Aim of the exercise:
Please copy each line of the records below that includes the word "Diameter".

Records to use:

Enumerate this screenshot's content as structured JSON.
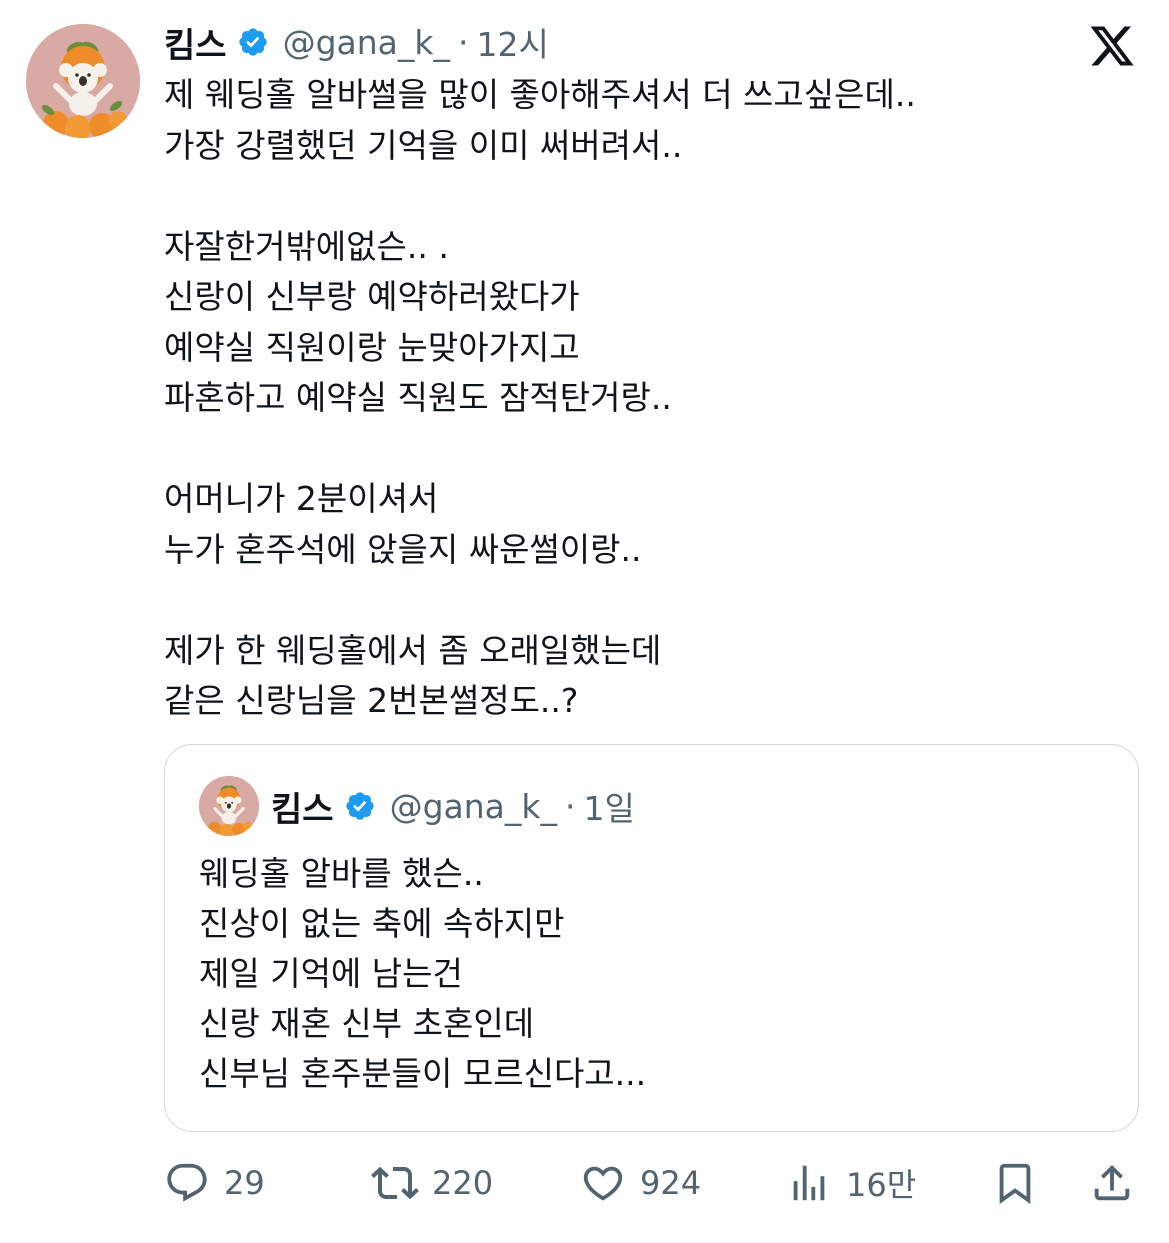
{
  "tweet": {
    "author_name": "킴스",
    "handle": "@gana_k_",
    "separator": "·",
    "time": "12시",
    "text": "제 웨딩홀 알바썰을 많이 좋아해주셔서 더 쓰고싶은데..\n가장 강렬했던 기억을 이미 써버려서..\n\n자잘한거밖에없슨.. .\n신랑이 신부랑 예약하러왔다가\n예약실 직원이랑 눈맞아가지고\n파혼하고 예약실 직원도 잠적탄거랑..\n\n어머니가 2분이셔서\n누가 혼주석에 앉을지 싸운썰이랑..\n\n제가 한 웨딩홀에서 좀 오래일했는데\n같은 신랑님을 2번본썰정도..?"
  },
  "quoted_tweet": {
    "author_name": "킴스",
    "handle": "@gana_k_",
    "separator": "·",
    "time": "1일",
    "text": "웨딩홀 알바를 했슨..\n진상이 없는 축에 속하지만\n제일 기억에 남는건\n신랑 재혼 신부 초혼인데\n신부님 혼주분들이 모르신다고..."
  },
  "actions": {
    "replies": "29",
    "retweets": "220",
    "likes": "924",
    "views": "16만"
  },
  "icons": {
    "verified": "verified-badge-icon",
    "brand": "x-logo-icon",
    "reply": "reply-icon",
    "retweet": "retweet-icon",
    "like": "heart-icon",
    "views": "views-chart-icon",
    "bookmark": "bookmark-icon",
    "share": "share-icon"
  },
  "colors": {
    "verified_blue": "#1d9bf0",
    "secondary_text": "#536471",
    "border": "#cfd9de",
    "avatar_bg": "#d9a9a4"
  }
}
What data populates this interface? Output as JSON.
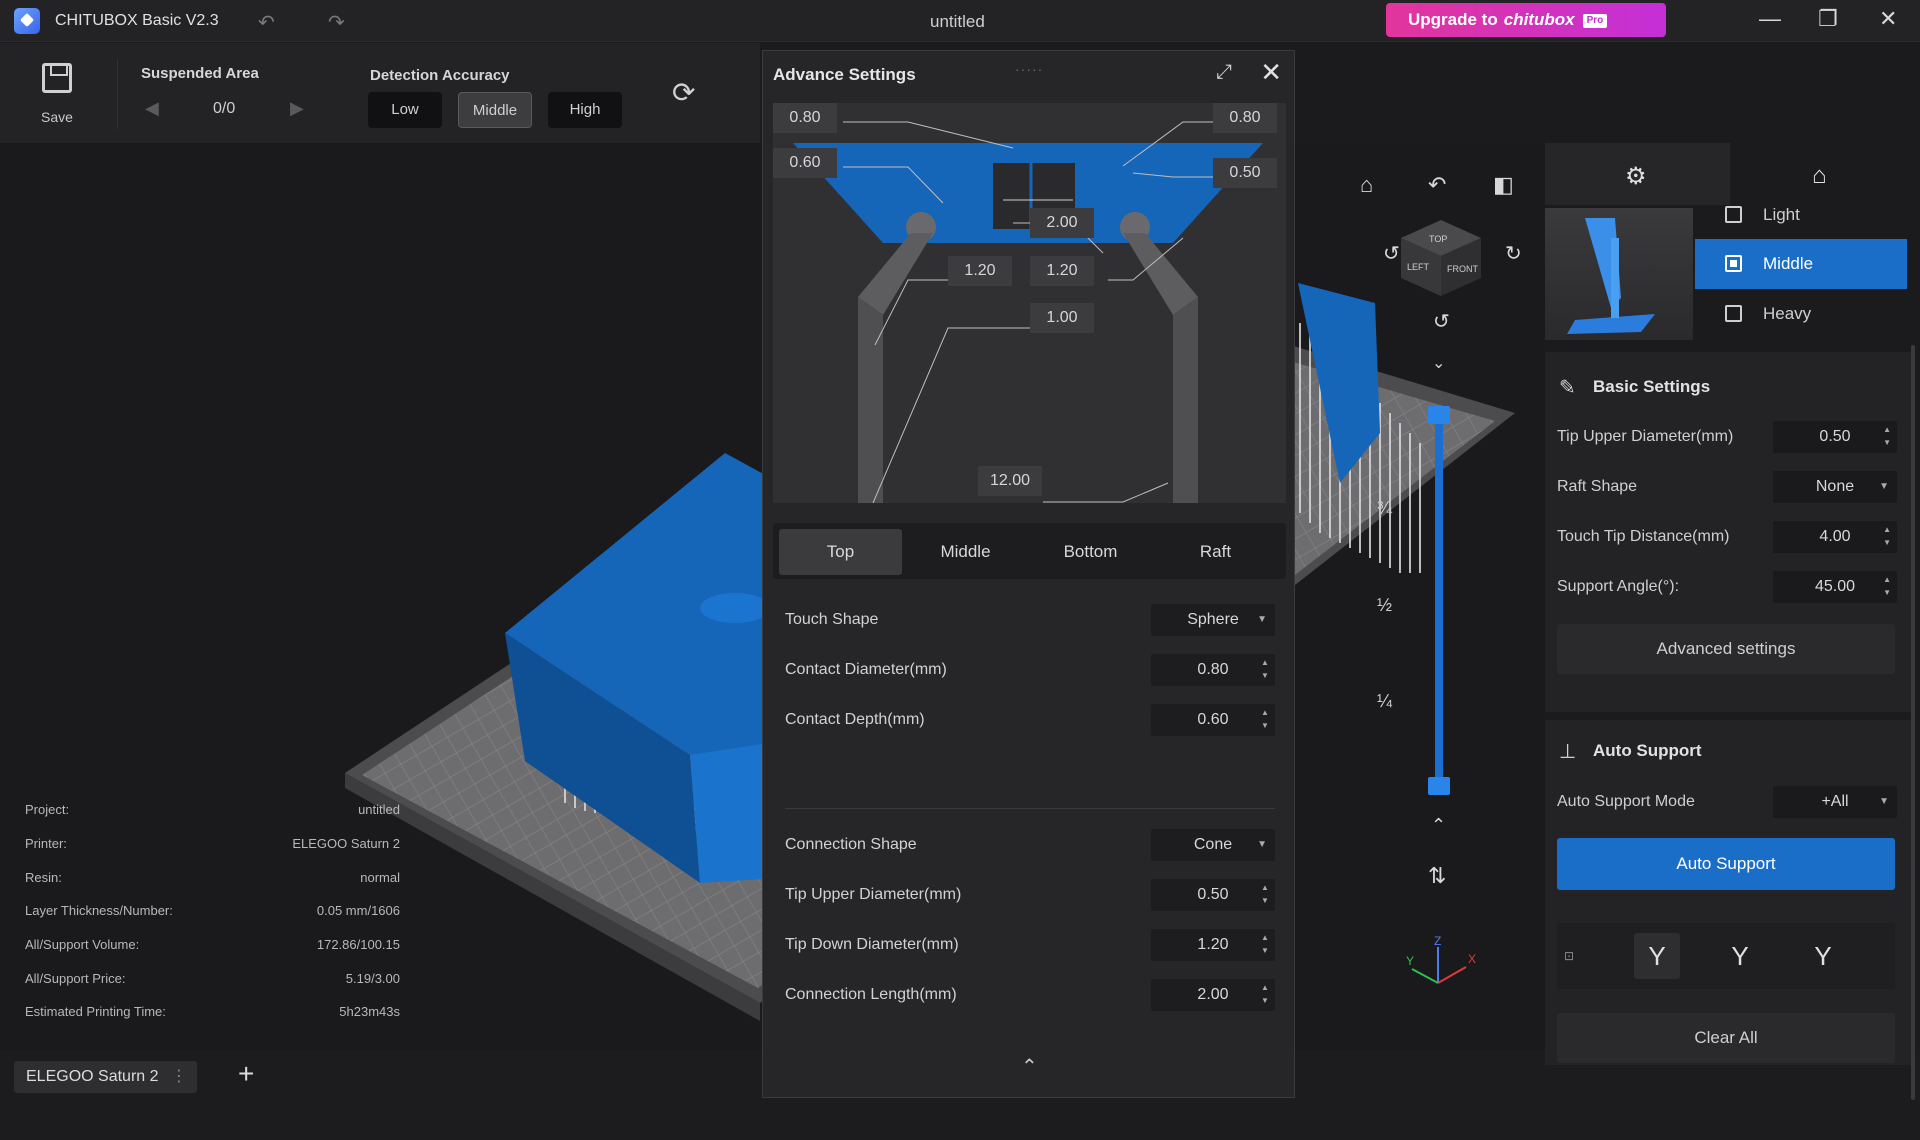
{
  "app": {
    "title": "CHITUBOX Basic V2.3",
    "document_title": "untitled",
    "upgrade_text": "Upgrade to",
    "upgrade_brand": "chitubox",
    "upgrade_badge": "Pro",
    "undo_icon": "↶",
    "redo_icon": "↷",
    "minimize_icon": "—",
    "restore_icon": "❐",
    "close_icon": "✕"
  },
  "toolbar": {
    "save_label": "Save",
    "suspended_area_title": "Suspended Area",
    "prev_icon": "◀",
    "next_icon": "▶",
    "counter": "0/0",
    "detection_title": "Detection Accuracy",
    "accuracy_options": [
      "Low",
      "Middle",
      "High"
    ],
    "accuracy_selected": "Middle",
    "refresh_icon": "⟳"
  },
  "project_info": [
    {
      "key": "Project:",
      "value": "untitled"
    },
    {
      "key": "Printer:",
      "value": "ELEGOO Saturn 2"
    },
    {
      "key": "Resin:",
      "value": "normal"
    },
    {
      "key": "Layer Thickness/Number:",
      "value": "0.05 mm/1606"
    },
    {
      "key": "All/Support Volume:",
      "value": "172.86/100.15"
    },
    {
      "key": "All/Support Price:",
      "value": "5.19/3.00"
    },
    {
      "key": "Estimated Printing Time:",
      "value": "5h23m43s"
    }
  ],
  "bottom": {
    "printer_tab": "ELEGOO Saturn 2",
    "tab_menu_icon": "⋮",
    "add_icon": "+"
  },
  "advance": {
    "title": "Advance Settings",
    "drag_handle": "·····",
    "expand_icon": "⤢",
    "close_icon": "✕",
    "diagram_labels": {
      "top_left": "0.80",
      "mid_left": "0.60",
      "top_right": "0.80",
      "mid_right": "0.50",
      "conn_len": "2.00",
      "down_left": "1.20",
      "down_right": "1.20",
      "body": "1.00",
      "raft": "12.00"
    },
    "tabs": [
      "Top",
      "Middle",
      "Bottom",
      "Raft"
    ],
    "active_tab": "Top",
    "rows": [
      {
        "label": "Touch Shape",
        "value": "Sphere",
        "kind": "select"
      },
      {
        "label": "Contact Diameter(mm)",
        "value": "0.80",
        "kind": "spin"
      },
      {
        "label": "Contact Depth(mm)",
        "value": "0.60",
        "kind": "spin"
      },
      {
        "label": "Connection Shape",
        "value": "Cone",
        "kind": "select"
      },
      {
        "label": "Tip Upper Diameter(mm)",
        "value": "0.50",
        "kind": "spin"
      },
      {
        "label": "Tip Down Diameter(mm)",
        "value": "1.20",
        "kind": "spin"
      },
      {
        "label": "Connection Length(mm)",
        "value": "2.00",
        "kind": "spin"
      }
    ],
    "collapse_icon": "⌃"
  },
  "viewport": {
    "fractions": [
      "¾",
      "½",
      "¼"
    ],
    "home_icon": "⌂",
    "rotate_icon": "↶",
    "cube_icon": "◧",
    "nav_cube_faces": [
      "TOP",
      "LEFT",
      "FRONT"
    ],
    "slider_up_icon": "⌃",
    "slider_down_icon": "⌄",
    "swap_icon": "⇅",
    "axes": [
      "Y",
      "Z",
      "X"
    ]
  },
  "right": {
    "density_options": [
      "Light",
      "Middle",
      "Heavy"
    ],
    "density_selected": "Middle",
    "basic_title": "Basic Settings",
    "basic_rows": [
      {
        "label": "Tip Upper Diameter(mm)",
        "value": "0.50",
        "kind": "spin"
      },
      {
        "label": "Raft Shape",
        "value": "None",
        "kind": "select"
      },
      {
        "label": "Touch Tip Distance(mm)",
        "value": "4.00",
        "kind": "spin"
      },
      {
        "label": "Support Angle(°):",
        "value": "45.00",
        "kind": "spin"
      }
    ],
    "advanced_button": "Advanced settings",
    "auto_title": "Auto Support",
    "auto_mode_label": "Auto Support Mode",
    "auto_mode_value": "+All",
    "auto_button": "Auto Support",
    "clear_button": "Clear All"
  },
  "colors": {
    "accent": "#1a6ec8",
    "model_blue": "#1565b8",
    "upgrade_gradient_start": "#e2359c",
    "upgrade_gradient_end": "#c42fd7"
  }
}
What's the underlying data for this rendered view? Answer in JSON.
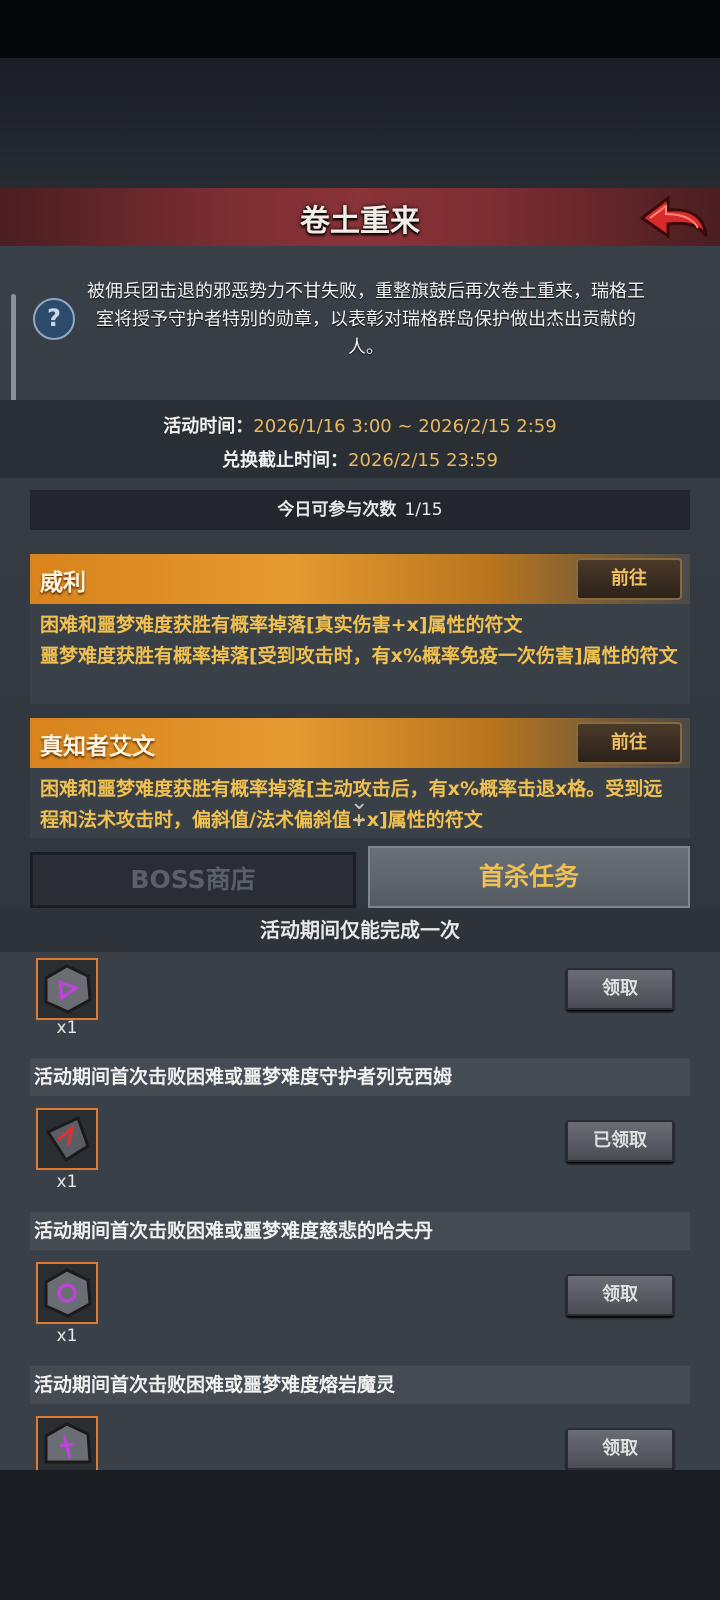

Answer to the exercise:
        "label": "Contact Diameter(mm)",
        "label": "Tip Upper Diameter(mm)",
        "label": "Tip Down Diameter(mm)",
        "label": "Tip Upper Diameter(mm)",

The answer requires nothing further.